However, even as the internet widened and democratised the expertise of rum pundits (and their number), it became equally obvious that it was almost impossible for any single individual to create, curate and maintain a master database of this kind. Given the volume of rums and brands available around the world, and adding to that the historical one-offs, merchant bottlings, independent bottlers or special editions dating back (in some cases) centuries, it was simply too time consuming. It would require full-time effort, not occasional after-hours dabbling by enthusiastic amateurs. Nobody has that kind of time in our world, quite simply because nobody is getting paid to do it and it’s such a thankless job. A new system of such record keeping therefore had to be found to address the lack of any serious databases of rums in existence and the gradual move away from desktop computers or even laptops.

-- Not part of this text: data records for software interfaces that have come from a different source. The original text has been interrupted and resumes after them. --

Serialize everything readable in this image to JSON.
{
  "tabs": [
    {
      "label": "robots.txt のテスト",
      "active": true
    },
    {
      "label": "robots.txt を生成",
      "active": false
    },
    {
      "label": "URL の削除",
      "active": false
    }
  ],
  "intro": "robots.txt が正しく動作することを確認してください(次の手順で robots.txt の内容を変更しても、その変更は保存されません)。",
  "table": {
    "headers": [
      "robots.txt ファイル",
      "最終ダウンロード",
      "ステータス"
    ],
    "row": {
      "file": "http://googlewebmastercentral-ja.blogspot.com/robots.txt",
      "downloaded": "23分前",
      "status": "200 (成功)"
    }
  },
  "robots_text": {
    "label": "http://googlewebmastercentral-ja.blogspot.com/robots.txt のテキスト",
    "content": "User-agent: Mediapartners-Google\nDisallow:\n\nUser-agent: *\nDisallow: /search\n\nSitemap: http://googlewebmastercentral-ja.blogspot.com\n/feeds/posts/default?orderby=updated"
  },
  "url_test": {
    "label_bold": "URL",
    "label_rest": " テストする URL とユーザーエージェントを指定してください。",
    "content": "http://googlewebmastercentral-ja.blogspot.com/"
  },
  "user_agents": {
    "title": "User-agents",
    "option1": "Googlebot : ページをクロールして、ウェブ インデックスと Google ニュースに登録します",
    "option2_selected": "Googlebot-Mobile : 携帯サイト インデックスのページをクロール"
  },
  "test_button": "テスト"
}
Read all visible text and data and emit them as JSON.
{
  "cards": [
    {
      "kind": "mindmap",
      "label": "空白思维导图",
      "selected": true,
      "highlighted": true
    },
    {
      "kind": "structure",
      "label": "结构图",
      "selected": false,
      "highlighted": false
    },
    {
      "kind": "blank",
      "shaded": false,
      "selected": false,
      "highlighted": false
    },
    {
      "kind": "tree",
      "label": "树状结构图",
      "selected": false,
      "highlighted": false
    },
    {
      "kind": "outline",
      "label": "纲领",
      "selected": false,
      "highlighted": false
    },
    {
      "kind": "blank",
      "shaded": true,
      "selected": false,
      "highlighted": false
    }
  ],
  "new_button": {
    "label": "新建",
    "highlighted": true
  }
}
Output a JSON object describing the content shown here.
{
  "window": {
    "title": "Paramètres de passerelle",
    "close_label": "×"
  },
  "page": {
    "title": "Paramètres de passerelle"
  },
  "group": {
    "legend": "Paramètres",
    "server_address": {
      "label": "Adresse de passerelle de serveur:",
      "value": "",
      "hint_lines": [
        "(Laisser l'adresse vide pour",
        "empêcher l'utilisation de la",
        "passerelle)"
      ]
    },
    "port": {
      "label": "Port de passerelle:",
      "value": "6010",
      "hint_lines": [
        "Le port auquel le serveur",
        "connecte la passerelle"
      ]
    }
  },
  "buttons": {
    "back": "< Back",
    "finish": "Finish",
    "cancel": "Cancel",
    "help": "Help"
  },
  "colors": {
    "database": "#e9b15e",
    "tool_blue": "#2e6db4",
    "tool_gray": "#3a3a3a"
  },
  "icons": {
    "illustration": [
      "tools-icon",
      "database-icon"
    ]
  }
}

We’ll discuss the one application that tries to crack this issue, in more depth in Part II
- The site of Spirit Radar is an interesting one. Registered in 2020 and run by a small team out of the Czech Republic, the site notes that it is a “next generation data platform for rum and whisky collectors.” They monitor auctions, online shops and ecommerce sites for historical and current bottle pricing information for rums and whiskies (some 60,000+, they note). The site is fully commercial – you pay for the data service and pricing information and have the option to do a free 14 day trial. As part of the data on each bottle, the sort of thing we need — country, strength, age, distillery and so on — is included, and there are options to create a bottle list of your collection, and the site shows its aggregate current value. Because of its collector and commercial focus and inaccessibility to the broad mass of users, I elected to not include it – but it is a resource of the kind this article speaks about.